**About this task:** Retype the records below exactly as they appear, but leave out any pictures.

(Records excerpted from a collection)

+ + + + + + +

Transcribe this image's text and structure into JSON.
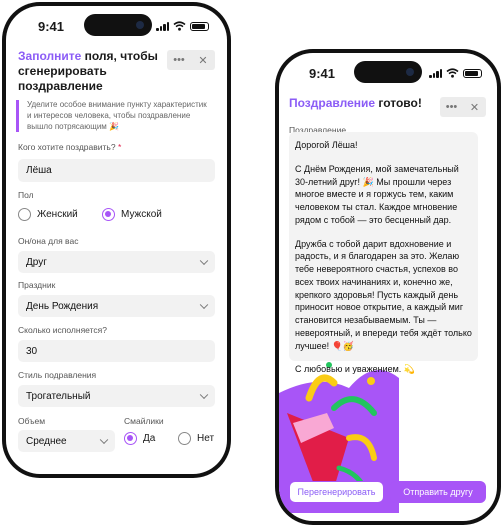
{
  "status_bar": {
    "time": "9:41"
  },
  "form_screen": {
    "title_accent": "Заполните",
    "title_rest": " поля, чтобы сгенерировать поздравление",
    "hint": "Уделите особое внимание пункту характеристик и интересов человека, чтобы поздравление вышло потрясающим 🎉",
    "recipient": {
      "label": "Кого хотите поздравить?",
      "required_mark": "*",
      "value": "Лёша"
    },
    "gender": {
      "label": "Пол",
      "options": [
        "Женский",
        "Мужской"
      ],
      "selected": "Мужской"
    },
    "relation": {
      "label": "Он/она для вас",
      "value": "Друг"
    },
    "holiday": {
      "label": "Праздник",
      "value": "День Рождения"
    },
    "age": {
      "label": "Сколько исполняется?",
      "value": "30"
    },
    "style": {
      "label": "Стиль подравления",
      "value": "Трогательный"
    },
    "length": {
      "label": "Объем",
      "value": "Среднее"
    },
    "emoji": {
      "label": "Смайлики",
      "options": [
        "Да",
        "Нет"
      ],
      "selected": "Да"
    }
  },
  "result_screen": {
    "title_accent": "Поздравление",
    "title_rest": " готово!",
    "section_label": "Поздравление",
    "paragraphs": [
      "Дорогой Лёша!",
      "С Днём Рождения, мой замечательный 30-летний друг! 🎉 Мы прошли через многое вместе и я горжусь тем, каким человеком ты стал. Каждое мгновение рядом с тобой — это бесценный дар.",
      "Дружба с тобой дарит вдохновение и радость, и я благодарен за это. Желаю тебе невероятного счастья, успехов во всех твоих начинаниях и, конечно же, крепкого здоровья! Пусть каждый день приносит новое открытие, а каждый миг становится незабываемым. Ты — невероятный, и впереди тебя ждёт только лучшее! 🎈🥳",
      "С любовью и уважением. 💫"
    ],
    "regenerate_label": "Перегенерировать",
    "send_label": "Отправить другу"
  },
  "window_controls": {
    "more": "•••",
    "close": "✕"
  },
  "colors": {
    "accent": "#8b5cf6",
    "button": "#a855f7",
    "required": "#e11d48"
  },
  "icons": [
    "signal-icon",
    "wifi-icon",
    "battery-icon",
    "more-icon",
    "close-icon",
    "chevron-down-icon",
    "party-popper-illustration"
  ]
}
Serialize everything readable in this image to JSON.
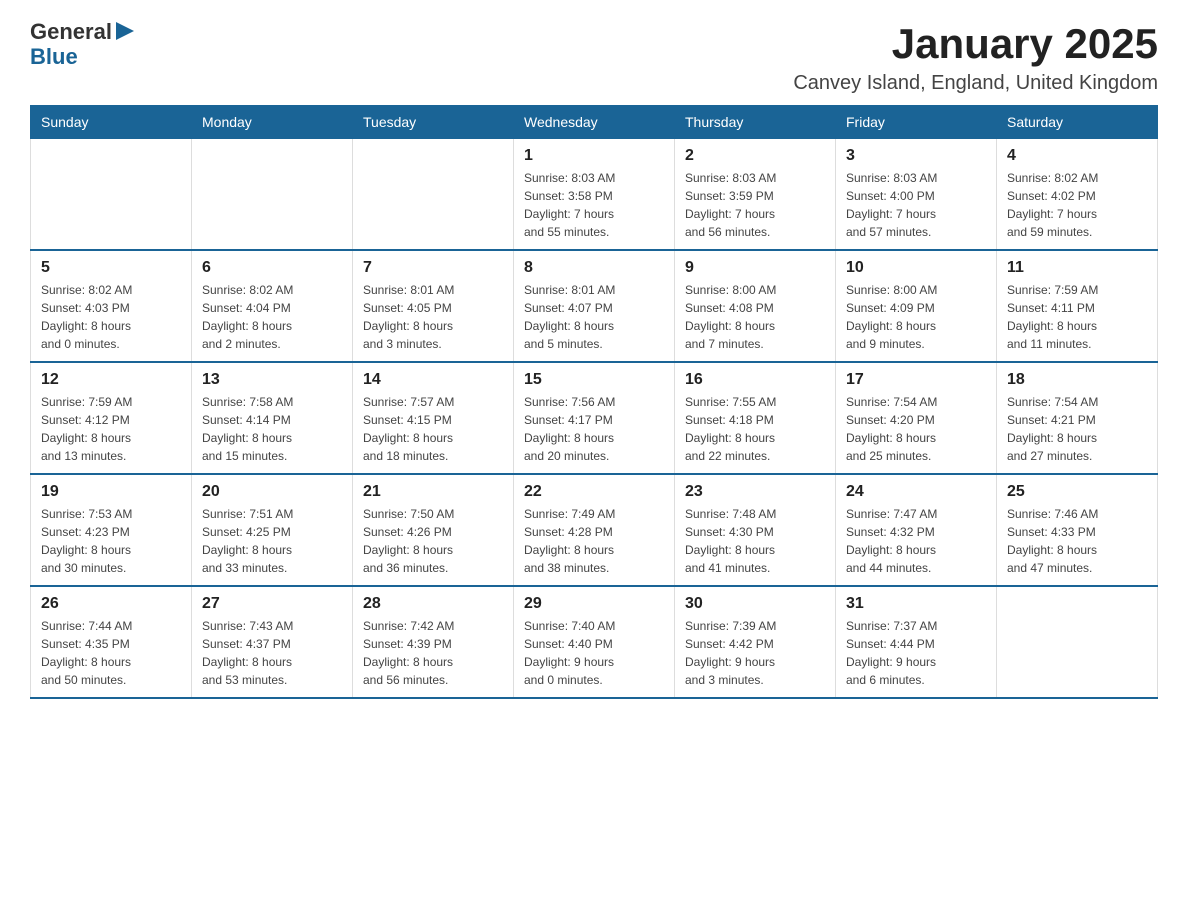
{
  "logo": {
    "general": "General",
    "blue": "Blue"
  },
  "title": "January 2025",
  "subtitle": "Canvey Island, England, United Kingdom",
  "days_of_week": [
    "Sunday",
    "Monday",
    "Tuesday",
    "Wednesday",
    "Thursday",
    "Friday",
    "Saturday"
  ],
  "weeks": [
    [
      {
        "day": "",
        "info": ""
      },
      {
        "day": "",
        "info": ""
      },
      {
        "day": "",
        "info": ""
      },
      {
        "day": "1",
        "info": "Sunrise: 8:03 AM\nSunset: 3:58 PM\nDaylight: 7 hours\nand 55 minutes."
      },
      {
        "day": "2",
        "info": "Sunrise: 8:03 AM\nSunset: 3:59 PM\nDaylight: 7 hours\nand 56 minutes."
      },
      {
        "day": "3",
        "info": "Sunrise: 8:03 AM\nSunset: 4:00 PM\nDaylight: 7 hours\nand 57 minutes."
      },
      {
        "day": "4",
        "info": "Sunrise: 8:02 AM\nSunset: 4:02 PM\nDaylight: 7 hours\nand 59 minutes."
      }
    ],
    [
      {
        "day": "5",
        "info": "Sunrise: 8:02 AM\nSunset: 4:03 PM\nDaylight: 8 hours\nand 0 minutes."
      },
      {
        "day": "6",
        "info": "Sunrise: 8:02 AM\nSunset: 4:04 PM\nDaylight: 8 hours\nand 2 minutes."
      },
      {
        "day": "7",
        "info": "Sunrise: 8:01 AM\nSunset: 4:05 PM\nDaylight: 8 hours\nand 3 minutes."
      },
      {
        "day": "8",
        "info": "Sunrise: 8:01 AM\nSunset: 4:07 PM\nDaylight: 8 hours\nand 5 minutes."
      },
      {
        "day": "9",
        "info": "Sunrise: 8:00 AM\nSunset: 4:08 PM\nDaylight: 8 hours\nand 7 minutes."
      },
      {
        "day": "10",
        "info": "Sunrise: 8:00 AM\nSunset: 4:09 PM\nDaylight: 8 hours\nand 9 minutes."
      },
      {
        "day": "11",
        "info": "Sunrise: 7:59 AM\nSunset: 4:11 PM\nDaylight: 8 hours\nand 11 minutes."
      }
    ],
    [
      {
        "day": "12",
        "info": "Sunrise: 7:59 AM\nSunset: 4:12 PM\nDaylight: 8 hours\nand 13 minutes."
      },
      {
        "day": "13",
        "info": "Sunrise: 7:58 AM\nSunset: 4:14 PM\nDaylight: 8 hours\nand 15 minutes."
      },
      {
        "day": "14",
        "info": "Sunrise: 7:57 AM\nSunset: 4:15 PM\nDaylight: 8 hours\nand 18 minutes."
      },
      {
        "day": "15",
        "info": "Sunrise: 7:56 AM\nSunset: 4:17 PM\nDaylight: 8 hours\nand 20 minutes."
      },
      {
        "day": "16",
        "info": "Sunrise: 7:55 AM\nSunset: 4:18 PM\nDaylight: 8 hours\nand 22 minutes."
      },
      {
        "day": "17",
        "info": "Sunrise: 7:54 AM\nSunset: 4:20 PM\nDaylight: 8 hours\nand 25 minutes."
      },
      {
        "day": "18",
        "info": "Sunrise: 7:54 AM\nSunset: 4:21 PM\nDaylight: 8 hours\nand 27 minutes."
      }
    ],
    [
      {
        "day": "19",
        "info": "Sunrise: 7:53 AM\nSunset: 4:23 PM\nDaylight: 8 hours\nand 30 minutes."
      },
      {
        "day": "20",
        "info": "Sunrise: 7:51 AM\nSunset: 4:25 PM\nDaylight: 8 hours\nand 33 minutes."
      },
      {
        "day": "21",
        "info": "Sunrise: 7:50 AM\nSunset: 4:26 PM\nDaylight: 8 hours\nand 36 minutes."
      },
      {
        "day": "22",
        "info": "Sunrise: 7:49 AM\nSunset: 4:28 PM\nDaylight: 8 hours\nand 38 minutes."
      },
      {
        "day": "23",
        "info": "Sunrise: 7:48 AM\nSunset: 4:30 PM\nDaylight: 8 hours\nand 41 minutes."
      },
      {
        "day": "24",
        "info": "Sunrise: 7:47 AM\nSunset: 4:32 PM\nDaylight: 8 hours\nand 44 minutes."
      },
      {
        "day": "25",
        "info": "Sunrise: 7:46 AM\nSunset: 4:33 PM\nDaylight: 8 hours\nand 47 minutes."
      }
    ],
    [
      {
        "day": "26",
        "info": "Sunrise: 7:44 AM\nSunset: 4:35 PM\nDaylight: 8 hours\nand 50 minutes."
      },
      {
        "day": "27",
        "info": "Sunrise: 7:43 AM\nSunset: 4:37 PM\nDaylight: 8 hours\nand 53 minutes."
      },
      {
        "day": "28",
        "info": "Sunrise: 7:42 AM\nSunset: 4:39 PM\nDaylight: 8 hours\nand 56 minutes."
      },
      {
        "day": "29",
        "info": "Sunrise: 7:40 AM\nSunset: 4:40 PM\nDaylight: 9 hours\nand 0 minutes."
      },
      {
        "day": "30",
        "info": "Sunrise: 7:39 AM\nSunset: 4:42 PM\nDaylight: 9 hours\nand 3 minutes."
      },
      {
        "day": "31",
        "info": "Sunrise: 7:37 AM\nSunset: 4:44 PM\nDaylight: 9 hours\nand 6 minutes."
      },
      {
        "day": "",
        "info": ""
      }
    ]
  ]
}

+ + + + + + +

**Answer box:**
Transcribe this image's text and structure into JSON.
{
  "status_bar": {
    "time": "9:41"
  },
  "form_screen": {
    "title_accent": "Заполните",
    "title_rest": " поля, чтобы сгенерировать поздравление",
    "hint": "Уделите особое внимание пункту характеристик и интересов человека, чтобы поздравление вышло потрясающим 🎉",
    "recipient": {
      "label": "Кого хотите поздравить?",
      "required_mark": "*",
      "value": "Лёша"
    },
    "gender": {
      "label": "Пол",
      "options": [
        "Женский",
        "Мужской"
      ],
      "selected": "Мужской"
    },
    "relation": {
      "label": "Он/она для вас",
      "value": "Друг"
    },
    "holiday": {
      "label": "Праздник",
      "value": "День Рождения"
    },
    "age": {
      "label": "Сколько исполняется?",
      "value": "30"
    },
    "style": {
      "label": "Стиль подравления",
      "value": "Трогательный"
    },
    "length": {
      "label": "Объем",
      "value": "Среднее"
    },
    "emoji": {
      "label": "Смайлики",
      "options": [
        "Да",
        "Нет"
      ],
      "selected": "Да"
    }
  },
  "result_screen": {
    "title_accent": "Поздравление",
    "title_rest": " готово!",
    "section_label": "Поздравление",
    "paragraphs": [
      "Дорогой Лёша!",
      "С Днём Рождения, мой замечательный 30-летний друг! 🎉 Мы прошли через многое вместе и я горжусь тем, каким человеком ты стал. Каждое мгновение рядом с тобой — это бесценный дар.",
      "Дружба с тобой дарит вдохновение и радость, и я благодарен за это. Желаю тебе невероятного счастья, успехов во всех твоих начинаниях и, конечно же, крепкого здоровья! Пусть каждый день приносит новое открытие, а каждый миг становится незабываемым. Ты — невероятный, и впереди тебя ждёт только лучшее! 🎈🥳",
      "С любовью и уважением. 💫"
    ],
    "regenerate_label": "Перегенерировать",
    "send_label": "Отправить другу"
  },
  "window_controls": {
    "more": "•••",
    "close": "✕"
  },
  "colors": {
    "accent": "#8b5cf6",
    "button": "#a855f7",
    "required": "#e11d48"
  },
  "icons": [
    "signal-icon",
    "wifi-icon",
    "battery-icon",
    "more-icon",
    "close-icon",
    "chevron-down-icon",
    "party-popper-illustration"
  ]
}
Serialize everything readable in this image to JSON.
{
  "logo": {
    "general": "General",
    "blue": "Blue"
  },
  "title": "January 2025",
  "subtitle": "Canvey Island, England, United Kingdom",
  "days_of_week": [
    "Sunday",
    "Monday",
    "Tuesday",
    "Wednesday",
    "Thursday",
    "Friday",
    "Saturday"
  ],
  "weeks": [
    [
      {
        "day": "",
        "info": ""
      },
      {
        "day": "",
        "info": ""
      },
      {
        "day": "",
        "info": ""
      },
      {
        "day": "1",
        "info": "Sunrise: 8:03 AM\nSunset: 3:58 PM\nDaylight: 7 hours\nand 55 minutes."
      },
      {
        "day": "2",
        "info": "Sunrise: 8:03 AM\nSunset: 3:59 PM\nDaylight: 7 hours\nand 56 minutes."
      },
      {
        "day": "3",
        "info": "Sunrise: 8:03 AM\nSunset: 4:00 PM\nDaylight: 7 hours\nand 57 minutes."
      },
      {
        "day": "4",
        "info": "Sunrise: 8:02 AM\nSunset: 4:02 PM\nDaylight: 7 hours\nand 59 minutes."
      }
    ],
    [
      {
        "day": "5",
        "info": "Sunrise: 8:02 AM\nSunset: 4:03 PM\nDaylight: 8 hours\nand 0 minutes."
      },
      {
        "day": "6",
        "info": "Sunrise: 8:02 AM\nSunset: 4:04 PM\nDaylight: 8 hours\nand 2 minutes."
      },
      {
        "day": "7",
        "info": "Sunrise: 8:01 AM\nSunset: 4:05 PM\nDaylight: 8 hours\nand 3 minutes."
      },
      {
        "day": "8",
        "info": "Sunrise: 8:01 AM\nSunset: 4:07 PM\nDaylight: 8 hours\nand 5 minutes."
      },
      {
        "day": "9",
        "info": "Sunrise: 8:00 AM\nSunset: 4:08 PM\nDaylight: 8 hours\nand 7 minutes."
      },
      {
        "day": "10",
        "info": "Sunrise: 8:00 AM\nSunset: 4:09 PM\nDaylight: 8 hours\nand 9 minutes."
      },
      {
        "day": "11",
        "info": "Sunrise: 7:59 AM\nSunset: 4:11 PM\nDaylight: 8 hours\nand 11 minutes."
      }
    ],
    [
      {
        "day": "12",
        "info": "Sunrise: 7:59 AM\nSunset: 4:12 PM\nDaylight: 8 hours\nand 13 minutes."
      },
      {
        "day": "13",
        "info": "Sunrise: 7:58 AM\nSunset: 4:14 PM\nDaylight: 8 hours\nand 15 minutes."
      },
      {
        "day": "14",
        "info": "Sunrise: 7:57 AM\nSunset: 4:15 PM\nDaylight: 8 hours\nand 18 minutes."
      },
      {
        "day": "15",
        "info": "Sunrise: 7:56 AM\nSunset: 4:17 PM\nDaylight: 8 hours\nand 20 minutes."
      },
      {
        "day": "16",
        "info": "Sunrise: 7:55 AM\nSunset: 4:18 PM\nDaylight: 8 hours\nand 22 minutes."
      },
      {
        "day": "17",
        "info": "Sunrise: 7:54 AM\nSunset: 4:20 PM\nDaylight: 8 hours\nand 25 minutes."
      },
      {
        "day": "18",
        "info": "Sunrise: 7:54 AM\nSunset: 4:21 PM\nDaylight: 8 hours\nand 27 minutes."
      }
    ],
    [
      {
        "day": "19",
        "info": "Sunrise: 7:53 AM\nSunset: 4:23 PM\nDaylight: 8 hours\nand 30 minutes."
      },
      {
        "day": "20",
        "info": "Sunrise: 7:51 AM\nSunset: 4:25 PM\nDaylight: 8 hours\nand 33 minutes."
      },
      {
        "day": "21",
        "info": "Sunrise: 7:50 AM\nSunset: 4:26 PM\nDaylight: 8 hours\nand 36 minutes."
      },
      {
        "day": "22",
        "info": "Sunrise: 7:49 AM\nSunset: 4:28 PM\nDaylight: 8 hours\nand 38 minutes."
      },
      {
        "day": "23",
        "info": "Sunrise: 7:48 AM\nSunset: 4:30 PM\nDaylight: 8 hours\nand 41 minutes."
      },
      {
        "day": "24",
        "info": "Sunrise: 7:47 AM\nSunset: 4:32 PM\nDaylight: 8 hours\nand 44 minutes."
      },
      {
        "day": "25",
        "info": "Sunrise: 7:46 AM\nSunset: 4:33 PM\nDaylight: 8 hours\nand 47 minutes."
      }
    ],
    [
      {
        "day": "26",
        "info": "Sunrise: 7:44 AM\nSunset: 4:35 PM\nDaylight: 8 hours\nand 50 minutes."
      },
      {
        "day": "27",
        "info": "Sunrise: 7:43 AM\nSunset: 4:37 PM\nDaylight: 8 hours\nand 53 minutes."
      },
      {
        "day": "28",
        "info": "Sunrise: 7:42 AM\nSunset: 4:39 PM\nDaylight: 8 hours\nand 56 minutes."
      },
      {
        "day": "29",
        "info": "Sunrise: 7:40 AM\nSunset: 4:40 PM\nDaylight: 9 hours\nand 0 minutes."
      },
      {
        "day": "30",
        "info": "Sunrise: 7:39 AM\nSunset: 4:42 PM\nDaylight: 9 hours\nand 3 minutes."
      },
      {
        "day": "31",
        "info": "Sunrise: 7:37 AM\nSunset: 4:44 PM\nDaylight: 9 hours\nand 6 minutes."
      },
      {
        "day": "",
        "info": ""
      }
    ]
  ]
}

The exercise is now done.